• What you are asked to do: Which of the lines below hold the word "name"? Pull each of them out.

Component data from apps and pages:

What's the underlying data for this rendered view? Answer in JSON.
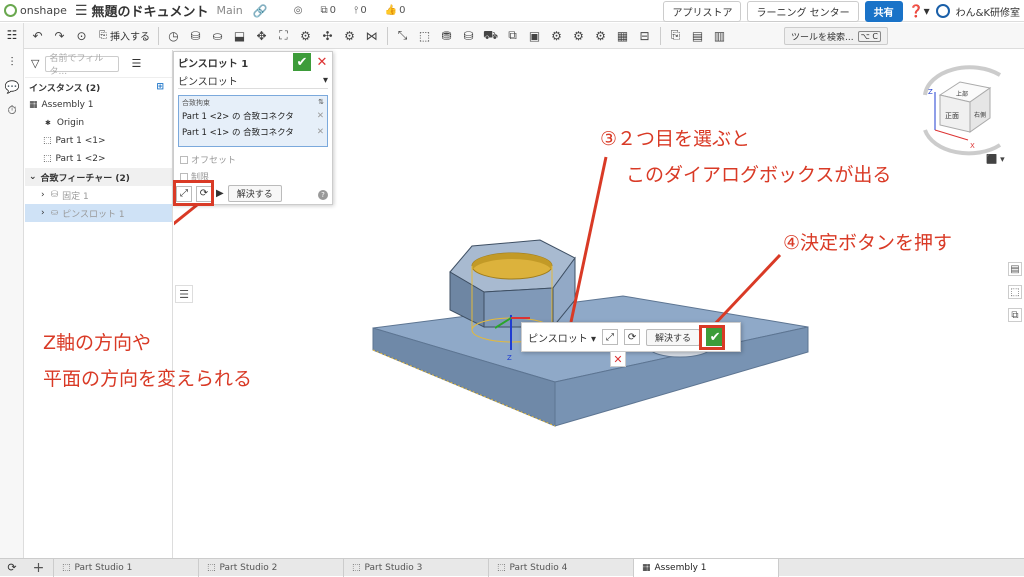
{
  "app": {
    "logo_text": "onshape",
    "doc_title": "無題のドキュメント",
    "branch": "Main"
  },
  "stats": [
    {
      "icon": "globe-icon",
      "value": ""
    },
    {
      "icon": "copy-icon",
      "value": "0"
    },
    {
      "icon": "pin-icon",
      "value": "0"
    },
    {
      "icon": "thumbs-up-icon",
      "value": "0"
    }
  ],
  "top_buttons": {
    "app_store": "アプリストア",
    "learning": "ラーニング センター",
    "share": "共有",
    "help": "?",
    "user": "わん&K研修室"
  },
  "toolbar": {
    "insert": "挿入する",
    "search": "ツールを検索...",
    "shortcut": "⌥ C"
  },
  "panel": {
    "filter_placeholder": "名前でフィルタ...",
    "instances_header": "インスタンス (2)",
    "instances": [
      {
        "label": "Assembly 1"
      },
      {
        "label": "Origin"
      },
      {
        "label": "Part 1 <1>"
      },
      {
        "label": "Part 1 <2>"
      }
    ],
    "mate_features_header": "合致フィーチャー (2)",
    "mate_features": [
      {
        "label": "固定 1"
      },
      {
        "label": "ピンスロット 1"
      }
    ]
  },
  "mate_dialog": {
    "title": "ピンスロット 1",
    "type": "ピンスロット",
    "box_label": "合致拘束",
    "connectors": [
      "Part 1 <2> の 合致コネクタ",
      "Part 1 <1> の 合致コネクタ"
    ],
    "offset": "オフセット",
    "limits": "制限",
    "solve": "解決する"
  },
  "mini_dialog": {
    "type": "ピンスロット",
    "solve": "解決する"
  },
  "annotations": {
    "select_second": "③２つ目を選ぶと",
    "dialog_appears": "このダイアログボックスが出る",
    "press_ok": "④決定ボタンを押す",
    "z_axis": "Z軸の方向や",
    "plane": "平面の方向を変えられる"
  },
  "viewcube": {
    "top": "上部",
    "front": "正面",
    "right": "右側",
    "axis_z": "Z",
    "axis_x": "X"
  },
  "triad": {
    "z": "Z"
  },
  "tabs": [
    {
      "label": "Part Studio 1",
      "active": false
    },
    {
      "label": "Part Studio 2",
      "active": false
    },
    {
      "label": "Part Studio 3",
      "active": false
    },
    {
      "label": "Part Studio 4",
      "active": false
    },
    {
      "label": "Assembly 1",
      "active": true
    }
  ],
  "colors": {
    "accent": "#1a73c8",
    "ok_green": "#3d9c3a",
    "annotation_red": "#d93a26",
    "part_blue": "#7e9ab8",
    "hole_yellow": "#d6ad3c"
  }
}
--
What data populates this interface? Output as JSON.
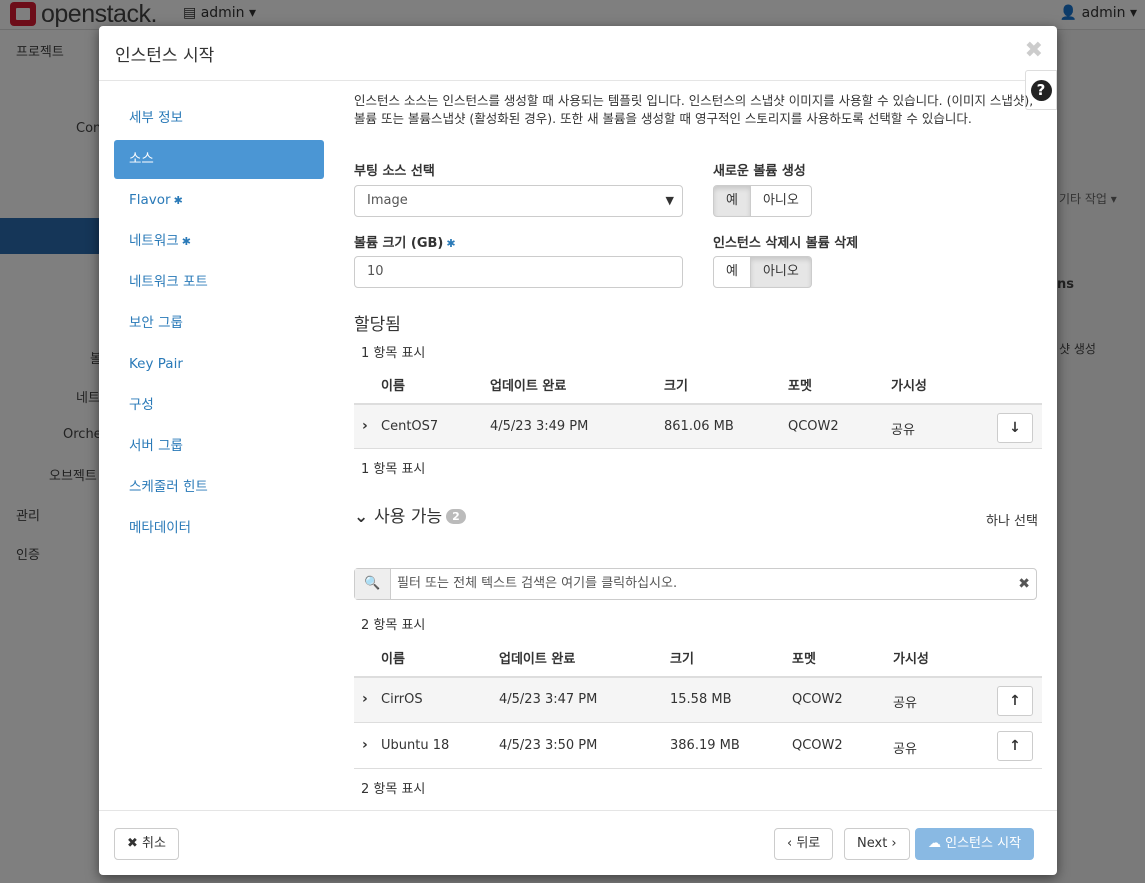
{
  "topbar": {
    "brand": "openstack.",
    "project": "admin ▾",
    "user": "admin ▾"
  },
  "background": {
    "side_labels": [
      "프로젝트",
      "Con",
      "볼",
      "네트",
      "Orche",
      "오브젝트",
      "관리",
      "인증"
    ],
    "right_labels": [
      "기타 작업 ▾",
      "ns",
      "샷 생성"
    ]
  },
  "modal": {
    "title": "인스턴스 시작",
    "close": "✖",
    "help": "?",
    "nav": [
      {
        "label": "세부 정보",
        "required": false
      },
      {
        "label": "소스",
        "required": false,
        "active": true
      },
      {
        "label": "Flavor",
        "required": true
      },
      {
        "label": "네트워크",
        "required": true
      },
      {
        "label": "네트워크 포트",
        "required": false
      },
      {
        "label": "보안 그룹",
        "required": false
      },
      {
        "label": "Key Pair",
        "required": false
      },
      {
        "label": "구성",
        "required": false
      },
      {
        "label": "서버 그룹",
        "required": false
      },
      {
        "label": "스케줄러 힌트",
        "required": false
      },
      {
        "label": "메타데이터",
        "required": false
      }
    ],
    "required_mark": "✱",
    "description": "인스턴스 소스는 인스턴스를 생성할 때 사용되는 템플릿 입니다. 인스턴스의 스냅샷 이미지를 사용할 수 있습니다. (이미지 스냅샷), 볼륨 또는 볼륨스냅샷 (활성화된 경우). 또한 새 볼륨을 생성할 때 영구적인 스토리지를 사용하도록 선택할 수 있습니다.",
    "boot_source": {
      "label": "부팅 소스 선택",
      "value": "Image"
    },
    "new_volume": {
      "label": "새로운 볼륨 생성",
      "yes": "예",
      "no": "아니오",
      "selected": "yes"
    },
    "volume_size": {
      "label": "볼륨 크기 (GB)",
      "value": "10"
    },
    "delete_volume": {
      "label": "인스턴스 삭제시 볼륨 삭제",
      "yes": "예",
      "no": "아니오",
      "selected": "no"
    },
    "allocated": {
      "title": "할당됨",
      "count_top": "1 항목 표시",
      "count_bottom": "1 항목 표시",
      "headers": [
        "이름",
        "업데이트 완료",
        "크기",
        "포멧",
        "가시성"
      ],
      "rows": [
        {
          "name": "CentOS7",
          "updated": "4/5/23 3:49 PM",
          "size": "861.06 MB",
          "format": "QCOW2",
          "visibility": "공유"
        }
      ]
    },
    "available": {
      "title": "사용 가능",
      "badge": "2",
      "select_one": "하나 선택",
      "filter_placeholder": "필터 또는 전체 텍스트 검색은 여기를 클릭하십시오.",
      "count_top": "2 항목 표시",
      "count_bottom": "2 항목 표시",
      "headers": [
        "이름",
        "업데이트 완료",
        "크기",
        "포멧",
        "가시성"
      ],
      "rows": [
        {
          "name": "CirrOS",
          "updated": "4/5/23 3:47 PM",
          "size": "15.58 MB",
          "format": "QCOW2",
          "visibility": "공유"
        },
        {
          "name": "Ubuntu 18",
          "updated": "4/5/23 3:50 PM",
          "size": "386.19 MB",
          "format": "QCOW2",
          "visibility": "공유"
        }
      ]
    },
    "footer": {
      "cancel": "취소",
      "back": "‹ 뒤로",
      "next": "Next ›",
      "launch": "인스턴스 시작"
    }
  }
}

• Answer space:
          "name": "CentOS7",
          "name": "CirrOS",
          "name": "Ubuntu 18",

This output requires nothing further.